= Task directions =
Quote every line below exactly and skip any picture.

(Information given Opens)

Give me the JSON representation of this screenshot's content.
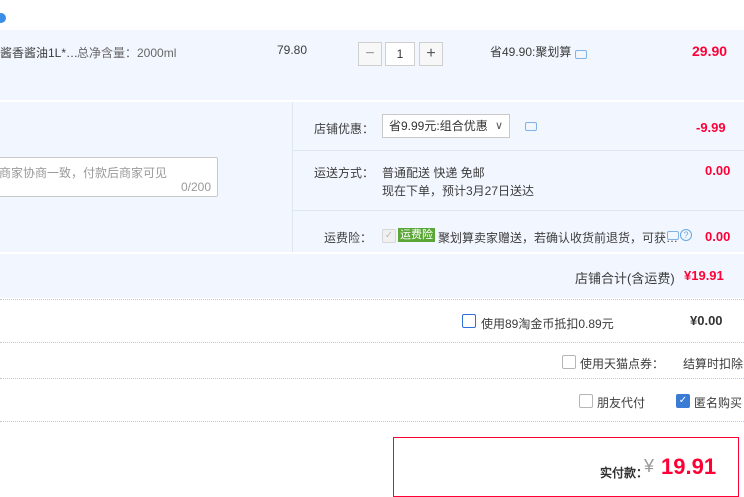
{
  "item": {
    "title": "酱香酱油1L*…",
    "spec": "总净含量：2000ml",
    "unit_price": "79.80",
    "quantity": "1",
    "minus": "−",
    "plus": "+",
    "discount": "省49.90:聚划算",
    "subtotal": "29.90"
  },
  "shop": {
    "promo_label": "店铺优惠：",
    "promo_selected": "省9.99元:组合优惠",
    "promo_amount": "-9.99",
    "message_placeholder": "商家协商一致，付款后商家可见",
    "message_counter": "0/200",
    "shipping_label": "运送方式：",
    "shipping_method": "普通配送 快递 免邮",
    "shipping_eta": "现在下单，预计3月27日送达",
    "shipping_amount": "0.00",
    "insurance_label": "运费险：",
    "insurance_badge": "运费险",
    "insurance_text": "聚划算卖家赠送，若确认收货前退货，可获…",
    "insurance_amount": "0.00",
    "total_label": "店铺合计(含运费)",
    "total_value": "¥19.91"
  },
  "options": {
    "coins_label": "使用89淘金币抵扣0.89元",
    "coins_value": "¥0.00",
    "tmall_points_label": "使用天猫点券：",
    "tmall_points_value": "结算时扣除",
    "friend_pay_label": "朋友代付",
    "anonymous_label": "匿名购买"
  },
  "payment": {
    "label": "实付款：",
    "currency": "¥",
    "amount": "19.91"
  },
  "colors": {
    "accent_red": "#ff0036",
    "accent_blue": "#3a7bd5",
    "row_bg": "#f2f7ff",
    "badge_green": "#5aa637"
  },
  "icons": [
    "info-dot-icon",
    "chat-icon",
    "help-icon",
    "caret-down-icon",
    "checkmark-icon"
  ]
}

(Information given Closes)

= Solution below =
Give me the JSON representation of this screenshot's content.
{
  "item": {
    "title": "酱香酱油1L*…",
    "spec": "总净含量：2000ml",
    "unit_price": "79.80",
    "quantity": "1",
    "minus": "−",
    "plus": "+",
    "discount": "省49.90:聚划算",
    "subtotal": "29.90"
  },
  "shop": {
    "promo_label": "店铺优惠：",
    "promo_selected": "省9.99元:组合优惠",
    "promo_amount": "-9.99",
    "message_placeholder": "商家协商一致，付款后商家可见",
    "message_counter": "0/200",
    "shipping_label": "运送方式：",
    "shipping_method": "普通配送 快递 免邮",
    "shipping_eta": "现在下单，预计3月27日送达",
    "shipping_amount": "0.00",
    "insurance_label": "运费险：",
    "insurance_badge": "运费险",
    "insurance_text": "聚划算卖家赠送，若确认收货前退货，可获…",
    "insurance_amount": "0.00",
    "total_label": "店铺合计(含运费)",
    "total_value": "¥19.91"
  },
  "options": {
    "coins_label": "使用89淘金币抵扣0.89元",
    "coins_value": "¥0.00",
    "tmall_points_label": "使用天猫点券：",
    "tmall_points_value": "结算时扣除",
    "friend_pay_label": "朋友代付",
    "anonymous_label": "匿名购买"
  },
  "payment": {
    "label": "实付款：",
    "currency": "¥",
    "amount": "19.91"
  },
  "colors": {
    "accent_red": "#ff0036",
    "accent_blue": "#3a7bd5",
    "row_bg": "#f2f7ff",
    "badge_green": "#5aa637"
  },
  "icons": [
    "info-dot-icon",
    "chat-icon",
    "help-icon",
    "caret-down-icon",
    "checkmark-icon"
  ]
}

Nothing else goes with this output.